Kavanaugh has not staked out a particularly strong position in First Amendment cases. In  Mahoney v. Doe, in 2011, in a concurrence to ruling rejecting a First Amendment challenge to a law prohibiting defacement of public property enforced against an activist who  chalked an anti-abortion message on the street outside the White House, he stated: “I add these few words simply because I do not want the fog of First Amendment doctrine to make this case seem harder than it is. No one has a First Amendment right to deface government property. No one has a First Amendment right, for example, to spray-paint the Washington Monument or smash the windows of a police car.” And in Newdow v. Roberts (2010), he concurred in a judgment against atheist plaintiffs who objected to religious components of the presidential inauguration ceremonies as an establishment clause violation. The other judges on the panel had held that the plaintiffs lacked standing to sue; Kavanaugh would have rejected their claims on the merits “because those longstanding practices do not violate the Establishment Clause as it has been interpreted by the Supreme Court.”

In criminal cases outside the detainee context, Kavanaugh has tended to rule against defendants, although in doing so, he has largely agreed with his colleagues. In 2008, United States v. Askew, however, Kavanaugh dissented from an en banc ruling that found a Fourth Amendment violation when police officers unzipped a defendant’s jacket without his permission and without probable cause or a warrant. And Kavanaugh has supported police officers’ claims of qualified immunity from civil-rights lawsuits. For example, in Wesby v. District of Columbia, which was reversed this term by the Supreme Court, Kavanaugh dissented from denial of rehearing en banc, stating that because “[t]he officers were not “plainly incompetent” and did not “knowingly violate” clearly established law when they made these arrests,” they were entitled to qualified immunity. But, dissenting from a 2012 en banc opinion upholding the application of a mandatory-minimum sentence in United States v. Burwell, Kavanaugh would have ruled for the defendant. In his words, “The majority opinion holds that a person who committed a robbery while carrying an automatic gun – but who genuinely thought the gun was semi-automatic – is still subject to the 30-year mandatory minimum sentence. The majority opinion thus gives an extra 20 years of mandatory imprisonment to a criminal defendant based on a fact the defendant did not know. In my view, that extraordinary result contravenes the traditional presumption of mens rea long applied by the Supreme Court.”

Kavanaugh participates in various volunteer activities, including serving meals at Catholic Charities and tutoring at a local elementary school, and he has run the Boston Marathon twice. He is a parishioner at Blessed Sacrament Catholic Church.
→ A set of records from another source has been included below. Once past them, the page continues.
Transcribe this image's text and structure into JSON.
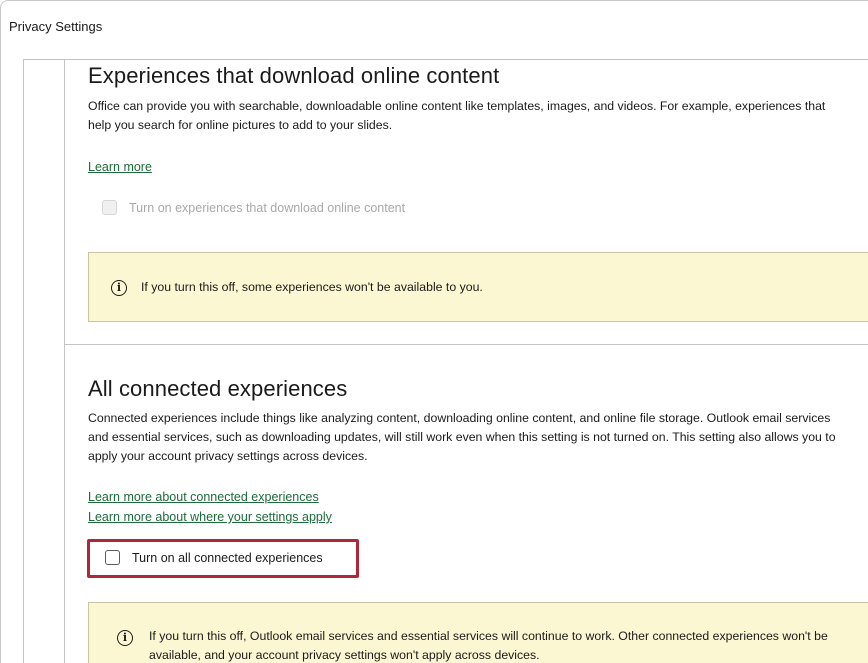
{
  "window": {
    "title": "Privacy Settings"
  },
  "download_section": {
    "heading": "Experiences that download online content",
    "description": "Office can provide you with searchable, downloadable online content like templates, images, and videos. For example, experiences that help you search for online pictures to add to your slides.",
    "learn_more": "Learn more",
    "checkbox_label": "Turn on experiences that download online content",
    "checkbox_checked": false,
    "checkbox_enabled": false,
    "info_icon": "info-icon",
    "info_text": "If you turn this off, some experiences won't be available to you."
  },
  "connected_section": {
    "heading": "All connected experiences",
    "description": "Connected experiences include things like analyzing content, downloading online content, and online file storage. Outlook email services and essential services, such as downloading updates, will still work even when this setting is not turned on. This setting also allows you to apply your account privacy settings across devices.",
    "link_connected": "Learn more about connected experiences",
    "link_settings": "Learn more about where your settings apply",
    "checkbox_label": "Turn on all connected experiences",
    "checkbox_checked": false,
    "checkbox_enabled": true,
    "highlight_color": "#b0263a",
    "info_icon": "info-icon",
    "info_text": "If you turn this off, Outlook email services and essential services will continue to work. Other connected experiences won't be available, and your account privacy settings won't apply across devices."
  },
  "colors": {
    "link": "#1d6b3a",
    "info_background": "#fbf7d3",
    "highlight": "#b0263a"
  }
}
Kavanaugh and his wife Ashley – who served as the personal secretary to George W. Bush while he was governor of Texas and then president – have two daughters.

Andrew Hamm contributed to this post, identifying, reviewing and analyzing the cases summarized above.

[Disclosure: Goldstein & Russell, P.C., whose attorneys contribute to this blog in various capacities, was among the counsel for the intervenors in United States Telecom Association and on an amicus brief in support of the respondents in PHH Corp. The author of this post is not affiliated with the firm.]

Recommended Citation: Edith Roberts, Potential nominee profile: Brett Kavanaugh, SCOTUSblog (Jun. 28, 2018, 5:48 PM),